  • REBBL is a line of coconut-milk based beverages made with super herbs known to reduce stress. Aside from being one of the fastest growing products in its category, REBBL donates 2.5% of net sales to initiatives helping eradicate human trafficking. Helio spotted REBBL early and qualified it for investors, showing its compelling brand, team and distribution metrics. Today, REBBL’s lead investors include Powerplant Ventures, led by the ZICO coconut water founder, and Boulder Investment Group Reprise.
  • nutpods plays in the crowded plant-based, dairy alternative category. Helio spotted nutpods for its remarkable product reviews, strong early growth and overall brand, despite it having less than $50,000 in annual sales at the time. After, nutpods got investments from Stray Dog Capital and Melissa Hartwig, founder and CEO of Whole 30, and today is rated #1 on Amazon in its category.
  • Tio Gazpacho is a quickly growing brand in the relatively new category of bottled soups, or more broadly, drinkable meals. Tio Gazpacho was founded in Florida, a place without a robust VC community, but Helio still spotted it, and surfaced it to General Mills, which now is its lead investor.

Helio is currently monitoring over a million brands across natural foods, personal care, beverage, home goods and apparel, and can help find who might be the next Krave Jerky, Seventh Generation or Too Faced. We are talking to likely candidates right now, and not just in the categories above, in all categories we see as promising growth areas in the consumer market.

CircleUp has always taken the view that the entrepreneurs with the best ideas, products and team should win…not the one with the best personal connections.

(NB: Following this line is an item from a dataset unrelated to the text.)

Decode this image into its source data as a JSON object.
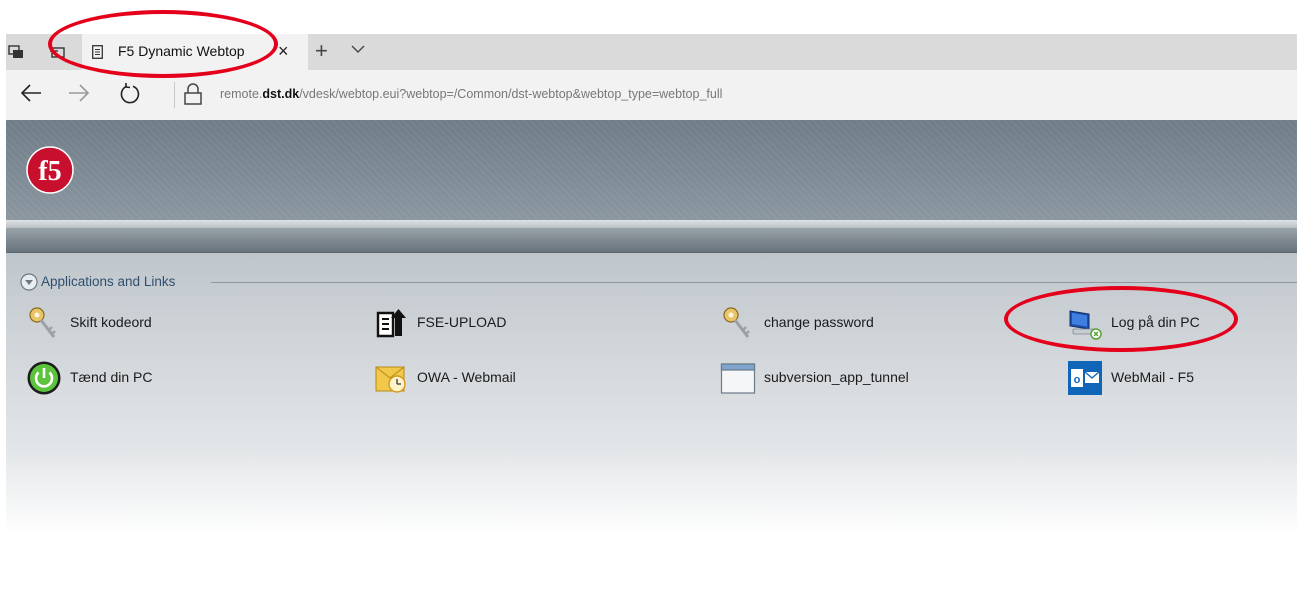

Helio brings us a big step closer towards that ambition.

We are excited to see what happens when entrepreneurs with big ideas meet a capital market that has data science at the core. If you want to participate in that market, visit CircleUp.

Superstar Firms

Watching Amazon take home two Oscars last night brought home the point that they are a juggernaut, a massive business capable of throwing its weight behind all sorts of new businesses.

It turns out these superstar firms, not robots, may be the most important economic issue right now.

This piece from the Economist argues that taxing robots is a bad idea but figuring out how to deal with these superstar firms who are accumulating much of the profits in our economy is a good idea. Here’s the money quote:

A new working paper by Simcha Barkai, of the University of Chicago, concludes that, although the share of income flowing to workers has declined in recent decades, the share flowing to capital (ie, including robots) has shrunk faster. What has grown is the markup firms can charge over their production costs, ie, their profits. Similarly, an NBER working paper published in January argues that the decline in the labour share is linked to the rise of “superstar firms”. A growing number of markets are “winner takes most”, in which the dominant firm earns hefty profits.

Something to ponder.

The American Formula

It’s that time of year when investors (including me) spend the morning reading Warren Buffett’s annul shareholder letter.

There are always nuggets of wisdom and insight in these letters and I enjoy them very much.

In this year’s letter, Warren spells out the formula that America has used to build the greatest economy in the world.

Sadly one of those four pillars is at risk – “a tide of talented and ambitious immigrants.”

We can’t allow that to happen. There is too much to lose by turning off that tide.

Thanks to AVC reader Abid Azam for sending me that quote this morning.